Fairly concise opening statements on each bill set the theme for the committee discussion.
In regard to donations for presidential libraries, Waxman pointed out that the costs and therefore the amounts donated for a presidential library have gone up enormously under every recent administration; that under current law, presidents are not required to disclose their donors or the amounts donated to a presidential library even while the president is still in the White House, much less afterward; and that the most intense fundraising for a presidential library occurs during the occupancy of the president and for the first years after the end of his term.
An amendment proposed by Davis, to expand the legislation to cover donations to foundations of members of Congress, was ruled out of order; the same legislation cannot be aimed at both the White House and Congress. Waxman expressed the hope, however, that such legislation re: Congress would be offered in future and offered to co-sponsor it.
The Presidential Records Act amendments are designed to install procedures to ensure that the presidential papers of any administration remain free to historians and others, under the guiding principle that they belong to the people rather than to an individual president. Some back-and-forth committee discussion was generated by proposed amendments – let’s call them the “Sandy Berger amendment” and the counter-offered “Lewis Libby and Elliott Abrams amendments,” offered by the GOP and Dems, respectively, to restrict access to archives by individuals who have been convicted of a crime.
A compromise amendment was arrived at --- what might be called the "Berger-Abrams-Libby amendment" --- to prevent unrestricted access to secret archives by an Executive branch official who has been convicted in court of betraying the public trust. (N.b. Public record would show that I am a registered Democrat, but for the life of me I cannot understand how a pantshead like Sandy Berger got named to any administration in any capacity, much less security. Of course, GWBush’s insulting appointment of Iran-Contra leftover and neocon Elliott Abrams, another disappointed Cold Warrior – and convicted at that – beggars description.)
The FOIA amendments and the acquisition reforms proposed by H.R. 1309 and 1362, respectively, all sound like excellent ideas. Surely only a major counteroffensive by the White House – which it hardly seems in a good position to pull off, currently – would derail them in the full Congress.
But then, I’ve been over-optimistic before.
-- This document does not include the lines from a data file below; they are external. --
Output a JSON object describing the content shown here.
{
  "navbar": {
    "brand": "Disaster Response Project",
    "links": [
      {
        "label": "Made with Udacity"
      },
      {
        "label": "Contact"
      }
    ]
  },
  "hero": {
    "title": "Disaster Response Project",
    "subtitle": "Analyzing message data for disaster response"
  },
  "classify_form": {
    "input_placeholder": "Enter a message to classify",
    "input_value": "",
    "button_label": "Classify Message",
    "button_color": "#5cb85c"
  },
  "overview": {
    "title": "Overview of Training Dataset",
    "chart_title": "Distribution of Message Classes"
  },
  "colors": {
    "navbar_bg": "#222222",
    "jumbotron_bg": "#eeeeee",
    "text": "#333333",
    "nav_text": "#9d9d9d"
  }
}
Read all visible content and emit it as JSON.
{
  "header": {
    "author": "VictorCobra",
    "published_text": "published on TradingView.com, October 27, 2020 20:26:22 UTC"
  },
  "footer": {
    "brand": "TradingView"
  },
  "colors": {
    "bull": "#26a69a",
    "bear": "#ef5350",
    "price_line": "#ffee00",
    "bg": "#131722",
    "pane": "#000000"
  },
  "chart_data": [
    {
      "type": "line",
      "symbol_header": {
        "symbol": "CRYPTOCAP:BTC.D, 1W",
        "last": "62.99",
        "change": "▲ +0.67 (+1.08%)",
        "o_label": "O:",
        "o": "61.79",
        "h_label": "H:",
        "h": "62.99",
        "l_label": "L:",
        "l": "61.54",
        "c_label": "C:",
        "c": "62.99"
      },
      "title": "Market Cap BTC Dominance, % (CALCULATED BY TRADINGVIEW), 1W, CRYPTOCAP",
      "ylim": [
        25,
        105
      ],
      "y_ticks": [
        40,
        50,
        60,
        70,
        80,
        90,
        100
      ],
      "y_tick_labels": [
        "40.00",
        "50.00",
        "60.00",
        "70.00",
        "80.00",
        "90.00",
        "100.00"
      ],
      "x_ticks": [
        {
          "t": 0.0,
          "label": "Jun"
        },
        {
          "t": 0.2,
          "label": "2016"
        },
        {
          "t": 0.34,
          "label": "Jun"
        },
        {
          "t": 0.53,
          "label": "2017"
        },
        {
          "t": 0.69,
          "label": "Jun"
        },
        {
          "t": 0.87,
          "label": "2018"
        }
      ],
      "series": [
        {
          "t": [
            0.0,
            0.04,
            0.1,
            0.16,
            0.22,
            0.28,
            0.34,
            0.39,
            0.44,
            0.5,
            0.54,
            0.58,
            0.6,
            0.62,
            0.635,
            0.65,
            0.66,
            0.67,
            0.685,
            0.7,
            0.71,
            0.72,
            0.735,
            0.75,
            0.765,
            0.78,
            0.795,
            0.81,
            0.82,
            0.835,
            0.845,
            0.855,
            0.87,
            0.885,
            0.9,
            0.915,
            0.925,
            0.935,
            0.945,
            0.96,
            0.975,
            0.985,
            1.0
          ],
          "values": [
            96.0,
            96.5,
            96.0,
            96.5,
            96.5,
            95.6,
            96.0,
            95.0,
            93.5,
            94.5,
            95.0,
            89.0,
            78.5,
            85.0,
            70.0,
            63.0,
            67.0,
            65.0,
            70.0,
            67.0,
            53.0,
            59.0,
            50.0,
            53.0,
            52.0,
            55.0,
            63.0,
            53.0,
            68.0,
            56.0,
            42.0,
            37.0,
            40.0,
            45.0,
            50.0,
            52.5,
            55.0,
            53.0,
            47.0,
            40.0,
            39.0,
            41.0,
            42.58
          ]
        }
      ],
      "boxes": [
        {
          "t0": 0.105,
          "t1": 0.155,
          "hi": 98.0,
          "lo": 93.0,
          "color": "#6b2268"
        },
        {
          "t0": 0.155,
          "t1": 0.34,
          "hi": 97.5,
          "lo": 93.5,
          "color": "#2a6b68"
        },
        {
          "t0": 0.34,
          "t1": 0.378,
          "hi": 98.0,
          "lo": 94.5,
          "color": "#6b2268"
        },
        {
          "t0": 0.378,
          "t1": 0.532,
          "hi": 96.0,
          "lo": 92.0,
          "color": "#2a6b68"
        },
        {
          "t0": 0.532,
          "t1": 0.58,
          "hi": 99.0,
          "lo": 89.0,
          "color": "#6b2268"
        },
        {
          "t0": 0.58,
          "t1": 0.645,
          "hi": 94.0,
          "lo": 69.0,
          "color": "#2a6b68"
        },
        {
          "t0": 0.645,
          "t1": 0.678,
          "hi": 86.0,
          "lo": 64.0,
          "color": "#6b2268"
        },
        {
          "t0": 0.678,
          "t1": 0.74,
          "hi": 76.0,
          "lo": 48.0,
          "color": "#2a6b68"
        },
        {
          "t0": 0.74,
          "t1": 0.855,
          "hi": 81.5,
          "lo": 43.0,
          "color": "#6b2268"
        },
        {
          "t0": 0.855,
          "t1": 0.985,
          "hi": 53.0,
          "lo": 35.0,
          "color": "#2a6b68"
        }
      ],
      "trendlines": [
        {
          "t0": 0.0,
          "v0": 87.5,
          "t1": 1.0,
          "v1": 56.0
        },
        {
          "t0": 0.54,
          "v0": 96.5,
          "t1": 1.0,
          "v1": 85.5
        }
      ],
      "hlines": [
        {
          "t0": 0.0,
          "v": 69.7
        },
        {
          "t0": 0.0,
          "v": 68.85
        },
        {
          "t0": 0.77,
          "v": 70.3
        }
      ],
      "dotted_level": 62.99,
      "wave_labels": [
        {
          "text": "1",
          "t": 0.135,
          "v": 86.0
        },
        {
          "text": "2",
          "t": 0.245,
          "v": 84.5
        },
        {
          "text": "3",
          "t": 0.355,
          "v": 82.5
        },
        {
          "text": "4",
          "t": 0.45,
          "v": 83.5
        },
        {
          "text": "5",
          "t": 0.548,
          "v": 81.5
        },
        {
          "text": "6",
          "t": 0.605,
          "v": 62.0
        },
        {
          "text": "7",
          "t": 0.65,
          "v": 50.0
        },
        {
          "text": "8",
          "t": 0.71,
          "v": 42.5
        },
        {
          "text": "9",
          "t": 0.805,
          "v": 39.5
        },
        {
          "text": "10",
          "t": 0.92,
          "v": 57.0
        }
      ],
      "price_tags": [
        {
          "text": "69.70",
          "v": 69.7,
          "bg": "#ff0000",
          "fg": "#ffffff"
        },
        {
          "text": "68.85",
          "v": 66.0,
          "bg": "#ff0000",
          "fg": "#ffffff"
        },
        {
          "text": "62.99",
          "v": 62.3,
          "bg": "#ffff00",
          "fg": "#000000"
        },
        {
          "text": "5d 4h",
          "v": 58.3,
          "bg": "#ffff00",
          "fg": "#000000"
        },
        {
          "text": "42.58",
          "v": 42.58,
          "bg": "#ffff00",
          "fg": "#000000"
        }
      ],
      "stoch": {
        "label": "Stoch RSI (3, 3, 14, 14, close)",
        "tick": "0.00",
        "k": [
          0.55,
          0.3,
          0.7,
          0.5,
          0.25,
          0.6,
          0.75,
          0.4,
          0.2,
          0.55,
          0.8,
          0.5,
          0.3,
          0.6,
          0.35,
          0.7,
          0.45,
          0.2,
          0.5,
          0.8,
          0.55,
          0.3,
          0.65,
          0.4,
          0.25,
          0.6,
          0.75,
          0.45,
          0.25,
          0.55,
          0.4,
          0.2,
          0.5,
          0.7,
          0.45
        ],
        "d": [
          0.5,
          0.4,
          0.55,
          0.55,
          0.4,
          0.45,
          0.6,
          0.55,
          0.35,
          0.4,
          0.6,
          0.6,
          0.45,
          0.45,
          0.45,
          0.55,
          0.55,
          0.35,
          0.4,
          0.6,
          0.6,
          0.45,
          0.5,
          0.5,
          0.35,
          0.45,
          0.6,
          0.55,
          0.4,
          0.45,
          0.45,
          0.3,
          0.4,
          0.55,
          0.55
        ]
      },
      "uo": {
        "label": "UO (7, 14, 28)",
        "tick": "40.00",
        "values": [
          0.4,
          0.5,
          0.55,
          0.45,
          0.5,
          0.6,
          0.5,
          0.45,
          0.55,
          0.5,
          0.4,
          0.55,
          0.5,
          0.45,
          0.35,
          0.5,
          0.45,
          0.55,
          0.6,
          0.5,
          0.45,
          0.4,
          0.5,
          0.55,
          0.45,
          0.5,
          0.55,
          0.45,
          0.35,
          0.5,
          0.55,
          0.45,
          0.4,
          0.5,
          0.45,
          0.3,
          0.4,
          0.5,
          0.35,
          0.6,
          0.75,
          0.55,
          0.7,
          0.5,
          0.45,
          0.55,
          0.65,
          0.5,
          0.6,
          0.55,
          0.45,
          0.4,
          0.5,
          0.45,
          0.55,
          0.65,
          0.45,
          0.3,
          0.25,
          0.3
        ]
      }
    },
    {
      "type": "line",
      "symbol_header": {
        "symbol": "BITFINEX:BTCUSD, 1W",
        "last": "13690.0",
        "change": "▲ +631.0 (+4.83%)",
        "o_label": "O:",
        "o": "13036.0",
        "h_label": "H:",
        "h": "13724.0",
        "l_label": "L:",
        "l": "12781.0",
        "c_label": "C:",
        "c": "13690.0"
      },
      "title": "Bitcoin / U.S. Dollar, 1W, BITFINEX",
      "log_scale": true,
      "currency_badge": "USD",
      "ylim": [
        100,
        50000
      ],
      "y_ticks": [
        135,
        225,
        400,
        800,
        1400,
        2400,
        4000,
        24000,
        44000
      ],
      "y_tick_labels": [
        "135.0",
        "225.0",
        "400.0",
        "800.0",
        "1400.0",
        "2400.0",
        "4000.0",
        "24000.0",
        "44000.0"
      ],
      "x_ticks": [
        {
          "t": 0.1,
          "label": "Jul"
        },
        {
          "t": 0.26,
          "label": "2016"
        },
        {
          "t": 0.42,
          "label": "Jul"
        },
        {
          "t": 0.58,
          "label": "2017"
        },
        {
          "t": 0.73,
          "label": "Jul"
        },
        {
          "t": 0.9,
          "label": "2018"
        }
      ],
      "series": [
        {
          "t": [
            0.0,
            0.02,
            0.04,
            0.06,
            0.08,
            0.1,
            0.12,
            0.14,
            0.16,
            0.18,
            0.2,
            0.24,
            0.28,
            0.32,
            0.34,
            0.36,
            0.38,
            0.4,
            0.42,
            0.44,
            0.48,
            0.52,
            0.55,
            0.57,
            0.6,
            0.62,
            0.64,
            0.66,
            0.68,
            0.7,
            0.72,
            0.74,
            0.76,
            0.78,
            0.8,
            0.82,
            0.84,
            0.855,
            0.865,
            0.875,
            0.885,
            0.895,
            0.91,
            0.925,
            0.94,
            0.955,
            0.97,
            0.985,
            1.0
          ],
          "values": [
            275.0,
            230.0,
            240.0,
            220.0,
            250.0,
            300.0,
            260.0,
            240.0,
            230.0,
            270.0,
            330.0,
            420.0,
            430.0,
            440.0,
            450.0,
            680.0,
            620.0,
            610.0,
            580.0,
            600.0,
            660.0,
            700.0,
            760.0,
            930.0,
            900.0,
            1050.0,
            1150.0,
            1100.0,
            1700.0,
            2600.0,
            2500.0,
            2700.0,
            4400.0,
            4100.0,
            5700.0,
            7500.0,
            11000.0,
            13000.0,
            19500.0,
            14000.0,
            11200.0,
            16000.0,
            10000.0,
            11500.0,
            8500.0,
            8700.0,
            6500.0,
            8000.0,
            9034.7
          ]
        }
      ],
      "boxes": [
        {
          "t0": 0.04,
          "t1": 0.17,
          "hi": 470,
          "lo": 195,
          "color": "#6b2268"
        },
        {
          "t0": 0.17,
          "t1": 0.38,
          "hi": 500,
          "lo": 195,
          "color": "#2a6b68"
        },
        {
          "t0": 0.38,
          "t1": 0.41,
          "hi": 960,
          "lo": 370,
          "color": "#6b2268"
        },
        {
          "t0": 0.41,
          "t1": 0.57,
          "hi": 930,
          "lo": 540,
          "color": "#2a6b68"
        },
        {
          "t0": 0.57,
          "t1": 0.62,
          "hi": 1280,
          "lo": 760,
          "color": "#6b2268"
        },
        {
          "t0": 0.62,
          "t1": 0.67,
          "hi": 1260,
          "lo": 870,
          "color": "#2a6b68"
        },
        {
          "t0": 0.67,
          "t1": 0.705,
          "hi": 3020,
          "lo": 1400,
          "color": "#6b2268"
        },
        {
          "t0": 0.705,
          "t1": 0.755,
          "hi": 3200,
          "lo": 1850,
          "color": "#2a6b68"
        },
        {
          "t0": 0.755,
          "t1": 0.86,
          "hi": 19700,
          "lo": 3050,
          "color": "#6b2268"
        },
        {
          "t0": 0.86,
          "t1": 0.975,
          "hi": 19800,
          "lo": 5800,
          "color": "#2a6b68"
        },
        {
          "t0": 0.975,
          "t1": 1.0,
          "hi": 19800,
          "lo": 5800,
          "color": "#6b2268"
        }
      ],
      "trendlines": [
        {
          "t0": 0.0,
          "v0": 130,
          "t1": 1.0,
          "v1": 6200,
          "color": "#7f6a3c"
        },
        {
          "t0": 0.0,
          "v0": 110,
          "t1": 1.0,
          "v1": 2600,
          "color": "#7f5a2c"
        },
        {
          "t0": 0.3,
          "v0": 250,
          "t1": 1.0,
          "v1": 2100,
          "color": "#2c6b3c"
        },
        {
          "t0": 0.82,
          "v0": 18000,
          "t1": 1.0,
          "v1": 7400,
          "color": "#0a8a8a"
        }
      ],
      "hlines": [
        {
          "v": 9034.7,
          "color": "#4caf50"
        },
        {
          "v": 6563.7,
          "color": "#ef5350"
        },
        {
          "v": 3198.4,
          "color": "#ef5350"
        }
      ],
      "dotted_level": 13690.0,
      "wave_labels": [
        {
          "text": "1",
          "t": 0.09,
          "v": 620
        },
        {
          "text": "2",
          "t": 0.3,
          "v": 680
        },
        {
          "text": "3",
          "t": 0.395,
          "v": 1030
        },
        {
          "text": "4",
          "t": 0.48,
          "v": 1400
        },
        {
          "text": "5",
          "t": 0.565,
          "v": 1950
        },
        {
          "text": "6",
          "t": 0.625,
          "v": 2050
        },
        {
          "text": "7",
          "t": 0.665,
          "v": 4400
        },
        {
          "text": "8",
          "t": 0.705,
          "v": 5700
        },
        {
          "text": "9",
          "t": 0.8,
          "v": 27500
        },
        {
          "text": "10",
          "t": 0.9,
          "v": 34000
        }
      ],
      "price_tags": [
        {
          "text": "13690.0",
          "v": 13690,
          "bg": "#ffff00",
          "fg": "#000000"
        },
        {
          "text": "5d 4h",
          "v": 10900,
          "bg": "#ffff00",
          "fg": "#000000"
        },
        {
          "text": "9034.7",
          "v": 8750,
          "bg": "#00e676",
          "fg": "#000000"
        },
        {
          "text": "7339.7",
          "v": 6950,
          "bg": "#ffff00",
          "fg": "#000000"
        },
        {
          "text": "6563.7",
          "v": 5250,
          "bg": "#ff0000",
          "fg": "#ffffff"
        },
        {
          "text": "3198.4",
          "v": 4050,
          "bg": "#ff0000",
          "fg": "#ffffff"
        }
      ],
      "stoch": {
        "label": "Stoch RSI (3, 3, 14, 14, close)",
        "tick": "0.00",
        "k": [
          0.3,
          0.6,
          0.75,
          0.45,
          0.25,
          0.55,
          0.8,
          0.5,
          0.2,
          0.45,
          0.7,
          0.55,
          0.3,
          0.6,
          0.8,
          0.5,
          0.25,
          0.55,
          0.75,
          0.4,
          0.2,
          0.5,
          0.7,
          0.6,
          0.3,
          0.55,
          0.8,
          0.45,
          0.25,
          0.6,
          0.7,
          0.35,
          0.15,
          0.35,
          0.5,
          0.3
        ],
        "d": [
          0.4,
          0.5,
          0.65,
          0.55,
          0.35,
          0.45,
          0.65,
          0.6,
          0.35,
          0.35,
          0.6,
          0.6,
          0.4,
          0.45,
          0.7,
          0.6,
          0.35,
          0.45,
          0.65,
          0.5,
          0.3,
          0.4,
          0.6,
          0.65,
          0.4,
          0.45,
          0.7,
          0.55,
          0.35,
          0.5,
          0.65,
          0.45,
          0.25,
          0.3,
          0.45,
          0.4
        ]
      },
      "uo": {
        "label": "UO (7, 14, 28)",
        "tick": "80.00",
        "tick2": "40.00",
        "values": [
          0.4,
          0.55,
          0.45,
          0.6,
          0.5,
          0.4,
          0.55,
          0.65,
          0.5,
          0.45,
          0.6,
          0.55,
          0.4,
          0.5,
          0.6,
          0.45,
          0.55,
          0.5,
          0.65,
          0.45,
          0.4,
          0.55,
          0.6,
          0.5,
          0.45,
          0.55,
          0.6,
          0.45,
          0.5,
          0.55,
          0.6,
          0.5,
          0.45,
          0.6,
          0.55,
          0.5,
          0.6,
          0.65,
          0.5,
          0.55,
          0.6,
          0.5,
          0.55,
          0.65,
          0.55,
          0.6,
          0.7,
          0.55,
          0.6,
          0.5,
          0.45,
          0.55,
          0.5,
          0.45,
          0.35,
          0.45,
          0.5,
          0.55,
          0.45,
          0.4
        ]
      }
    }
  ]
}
Meanwhile, it must be acknowledged that the newly renamed Oversight and Government Reform Committee is pulling together and setting partisan differences aside reasonably well.